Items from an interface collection

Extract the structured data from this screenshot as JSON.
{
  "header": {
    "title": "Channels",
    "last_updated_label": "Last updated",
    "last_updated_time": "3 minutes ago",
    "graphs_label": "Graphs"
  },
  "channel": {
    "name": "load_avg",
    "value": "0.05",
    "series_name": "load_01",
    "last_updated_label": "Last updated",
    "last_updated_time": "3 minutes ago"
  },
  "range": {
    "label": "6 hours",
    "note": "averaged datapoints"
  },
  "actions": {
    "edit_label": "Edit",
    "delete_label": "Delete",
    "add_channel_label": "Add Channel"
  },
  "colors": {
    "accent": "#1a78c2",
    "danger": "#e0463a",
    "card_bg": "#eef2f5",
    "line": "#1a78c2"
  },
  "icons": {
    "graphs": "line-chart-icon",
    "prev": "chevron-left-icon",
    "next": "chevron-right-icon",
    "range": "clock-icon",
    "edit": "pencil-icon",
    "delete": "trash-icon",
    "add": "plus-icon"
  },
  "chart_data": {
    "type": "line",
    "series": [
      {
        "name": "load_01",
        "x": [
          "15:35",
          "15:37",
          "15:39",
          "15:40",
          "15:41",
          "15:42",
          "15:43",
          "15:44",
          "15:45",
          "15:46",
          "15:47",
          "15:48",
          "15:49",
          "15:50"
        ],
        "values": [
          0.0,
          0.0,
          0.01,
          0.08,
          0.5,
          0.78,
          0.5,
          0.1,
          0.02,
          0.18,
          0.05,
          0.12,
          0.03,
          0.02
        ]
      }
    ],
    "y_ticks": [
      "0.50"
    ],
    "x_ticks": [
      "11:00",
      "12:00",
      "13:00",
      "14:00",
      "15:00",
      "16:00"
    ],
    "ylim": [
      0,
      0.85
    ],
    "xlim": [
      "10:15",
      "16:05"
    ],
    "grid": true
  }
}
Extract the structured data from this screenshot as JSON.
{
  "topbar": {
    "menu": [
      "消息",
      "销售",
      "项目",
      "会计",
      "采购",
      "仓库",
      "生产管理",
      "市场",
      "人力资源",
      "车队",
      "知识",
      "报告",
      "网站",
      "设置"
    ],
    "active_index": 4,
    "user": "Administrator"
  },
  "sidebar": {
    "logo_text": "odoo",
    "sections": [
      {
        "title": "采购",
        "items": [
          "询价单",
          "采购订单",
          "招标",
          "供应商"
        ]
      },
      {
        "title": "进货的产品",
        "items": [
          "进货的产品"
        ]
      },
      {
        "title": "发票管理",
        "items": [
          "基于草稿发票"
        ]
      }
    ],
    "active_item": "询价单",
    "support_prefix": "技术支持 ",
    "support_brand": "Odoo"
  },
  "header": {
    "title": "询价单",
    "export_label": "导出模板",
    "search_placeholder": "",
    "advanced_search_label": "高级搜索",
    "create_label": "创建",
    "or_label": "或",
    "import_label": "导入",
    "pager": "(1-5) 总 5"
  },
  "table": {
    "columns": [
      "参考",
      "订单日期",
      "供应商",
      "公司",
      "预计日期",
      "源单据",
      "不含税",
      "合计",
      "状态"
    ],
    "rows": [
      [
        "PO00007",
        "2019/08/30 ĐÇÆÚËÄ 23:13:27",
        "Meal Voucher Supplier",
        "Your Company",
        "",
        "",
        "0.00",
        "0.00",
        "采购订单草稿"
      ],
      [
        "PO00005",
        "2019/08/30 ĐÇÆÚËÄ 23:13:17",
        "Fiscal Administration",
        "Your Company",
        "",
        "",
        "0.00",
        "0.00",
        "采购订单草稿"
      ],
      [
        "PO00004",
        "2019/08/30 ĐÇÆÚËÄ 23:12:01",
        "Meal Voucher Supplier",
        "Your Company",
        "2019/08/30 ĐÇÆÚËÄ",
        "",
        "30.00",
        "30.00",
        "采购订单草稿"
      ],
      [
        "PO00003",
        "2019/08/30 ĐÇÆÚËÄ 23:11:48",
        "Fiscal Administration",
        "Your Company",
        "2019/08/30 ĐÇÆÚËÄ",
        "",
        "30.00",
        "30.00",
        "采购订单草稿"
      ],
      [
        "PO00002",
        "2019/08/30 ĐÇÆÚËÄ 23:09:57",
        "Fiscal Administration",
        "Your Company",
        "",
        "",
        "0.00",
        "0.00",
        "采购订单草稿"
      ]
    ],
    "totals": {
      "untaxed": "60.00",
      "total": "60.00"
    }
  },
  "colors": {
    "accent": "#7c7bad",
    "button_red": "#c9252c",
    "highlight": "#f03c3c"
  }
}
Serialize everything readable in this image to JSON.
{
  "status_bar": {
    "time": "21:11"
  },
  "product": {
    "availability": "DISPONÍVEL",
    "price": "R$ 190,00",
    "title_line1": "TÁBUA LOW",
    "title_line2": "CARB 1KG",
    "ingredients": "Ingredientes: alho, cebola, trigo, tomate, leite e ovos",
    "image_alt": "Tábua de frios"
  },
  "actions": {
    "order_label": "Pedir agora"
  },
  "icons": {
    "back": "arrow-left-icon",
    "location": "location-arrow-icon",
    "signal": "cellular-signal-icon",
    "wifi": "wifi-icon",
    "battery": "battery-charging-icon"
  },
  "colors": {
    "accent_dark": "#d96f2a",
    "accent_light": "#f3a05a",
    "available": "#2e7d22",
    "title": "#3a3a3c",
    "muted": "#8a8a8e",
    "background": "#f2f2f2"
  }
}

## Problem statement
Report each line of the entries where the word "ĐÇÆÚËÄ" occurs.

## Answer box
        "2019/08/30 ĐÇÆÚËÄ 23:13:27",
        "2019/08/30 ĐÇÆÚËÄ 23:13:17",
        "2019/08/30 ĐÇÆÚËÄ 23:12:01",
        "2019/08/30 ĐÇÆÚËÄ",
        "2019/08/30 ĐÇÆÚËÄ 23:11:48",
        "2019/08/30 ĐÇÆÚËÄ",
        "2019/08/30 ĐÇÆÚËÄ 23:09:57",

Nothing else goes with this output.